A COUPLE of interesting bits on people and their jobs have crossed our desk lately: A membership poll of AFSCME, the big government workers' union, revealed career development as a bigger employee concern than day care, pay equity, flexible hours, and other higher-profile issues.
A Personnel Journal survey found that job satisfaction outranked job security or higher pay on workers' wish lists.
Of course salary and benefits matter - and restructuring benefits to make them more useful to today's changing work force is an important issue.
But these two news items suggest a heartening tendency to focus on the intrinsic value of the activity of one's job itself, and to seek opportunities for progress, not just ways to get more for doing less. After all, a full-time job takes up a considerable chunk of one's waking hours; it's as much ``real life'' as anything else.
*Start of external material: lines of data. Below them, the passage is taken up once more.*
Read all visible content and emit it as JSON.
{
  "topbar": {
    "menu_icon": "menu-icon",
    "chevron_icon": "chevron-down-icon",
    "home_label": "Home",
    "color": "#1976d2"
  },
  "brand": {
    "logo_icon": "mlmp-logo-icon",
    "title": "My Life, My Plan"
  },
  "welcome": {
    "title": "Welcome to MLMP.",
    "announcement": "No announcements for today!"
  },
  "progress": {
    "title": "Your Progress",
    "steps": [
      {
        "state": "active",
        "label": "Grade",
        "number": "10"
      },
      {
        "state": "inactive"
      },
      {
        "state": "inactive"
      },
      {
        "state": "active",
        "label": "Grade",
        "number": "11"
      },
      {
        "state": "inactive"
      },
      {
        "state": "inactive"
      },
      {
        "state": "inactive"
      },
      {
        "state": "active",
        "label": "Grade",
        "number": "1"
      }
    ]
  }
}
All work and no play makes Jack a dull boy, and does a number on Jill, too. But a satisfying career, however humble or exalted, can be a golden thread woven into the larger tapestry of a life.